Data for this task:
Start of Block

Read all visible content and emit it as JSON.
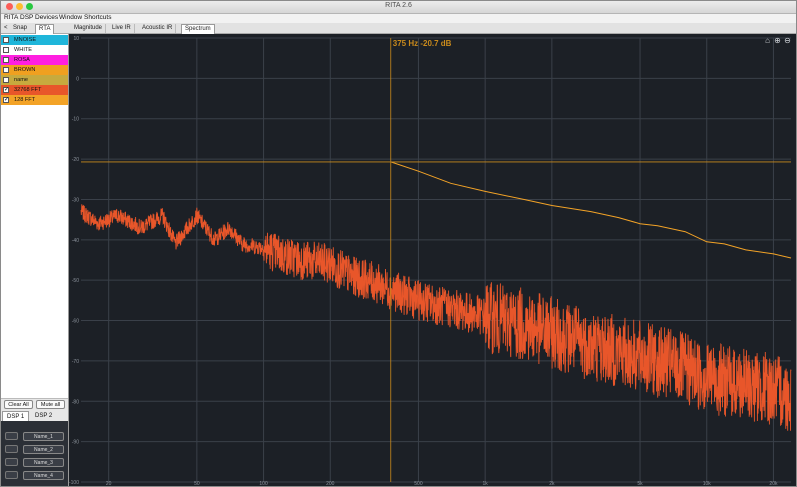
{
  "window": {
    "title": "RITA 2.6"
  },
  "menu": [
    "RITA",
    "DSP",
    "Devices",
    "Window",
    "Shortcuts"
  ],
  "left_tabs": {
    "back": "<",
    "items": [
      "Snap",
      "RTA"
    ],
    "active": 1
  },
  "right_tabs": {
    "items": [
      "Magnitude",
      "Live IR",
      "Acoustic IR",
      "Spectrum"
    ],
    "active": 3
  },
  "signals": [
    {
      "name": "MNOISE",
      "color": "#1fb6da",
      "checked": false
    },
    {
      "name": "WHITE",
      "color": "#ffffff",
      "checked": false
    },
    {
      "name": "ROSA",
      "color": "#ff1fe0",
      "checked": false
    },
    {
      "name": "BROWN",
      "color": "#f0a020",
      "checked": false
    },
    {
      "name": "name",
      "color": "#c7aa3e",
      "checked": false
    },
    {
      "name": "32768 FFT",
      "color": "#e8562a",
      "checked": true
    },
    {
      "name": "128 FFT",
      "color": "#f3a327",
      "checked": true
    }
  ],
  "controls": {
    "clear_all": "Clear All",
    "mute_all": "Mute all"
  },
  "dsp_tabs": [
    "DSP 1",
    "DSP 2"
  ],
  "dsp_slots": [
    "Name_1",
    "Name_2",
    "Name_3",
    "Name_4"
  ],
  "cursor": {
    "readout": "375 Hz  -20.7 dB",
    "freq_hz": 375,
    "level_db": -20.7
  },
  "plot_icons": [
    "home-icon",
    "zoom-in-icon",
    "zoom-out-icon"
  ],
  "chart_data": {
    "type": "line",
    "x_scale": "log",
    "xlim": [
      15,
      24000
    ],
    "ylim": [
      -100,
      10
    ],
    "grid": true,
    "y_ticks": [
      10,
      0,
      -10,
      -20,
      -30,
      -40,
      -50,
      -60,
      -70,
      -80,
      -90,
      -100
    ],
    "x_ticks": [
      20,
      50,
      100,
      200,
      500,
      1000,
      2000,
      5000,
      10000,
      20000
    ],
    "series": [
      {
        "name": "32768 FFT",
        "color": "#e8562a",
        "x": [
          15,
          18,
          22,
          28,
          35,
          40,
          50,
          60,
          70,
          80,
          100,
          125,
          150,
          200,
          250,
          300,
          400,
          500,
          700,
          1000,
          1500,
          2000,
          3000,
          5000,
          7000,
          10000,
          15000,
          20000,
          24000
        ],
        "y": [
          -33,
          -36,
          -34,
          -37,
          -34,
          -41,
          -34,
          -40,
          -37,
          -41,
          -42,
          -44,
          -45,
          -46,
          -49,
          -50,
          -53,
          -55,
          -57,
          -59,
          -61,
          -63,
          -66,
          -69,
          -71,
          -74,
          -76,
          -77,
          -79
        ]
      },
      {
        "name": "128 FFT",
        "color": "#f3a327",
        "x": [
          375,
          500,
          700,
          1000,
          1500,
          2000,
          3000,
          4000,
          5000,
          6000,
          8000,
          10000,
          12000,
          15000,
          20000,
          24000
        ],
        "y": [
          -20.7,
          -23,
          -26,
          -28,
          -30,
          -31.5,
          -33,
          -34.5,
          -36,
          -36.5,
          -38,
          -40.5,
          -41,
          -42.5,
          -43.5,
          -44.5
        ]
      }
    ]
  }
}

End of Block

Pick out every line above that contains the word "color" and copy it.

Result for this exercise:
      "color": "#1fb6da",
      "color": "#ffffff",
      "color": "#ff1fe0",
      "color": "#f0a020",
      "color": "#c7aa3e",
      "color": "#e8562a",
      "color": "#f3a327",
        "color": "#e8562a",
        "color": "#f3a327",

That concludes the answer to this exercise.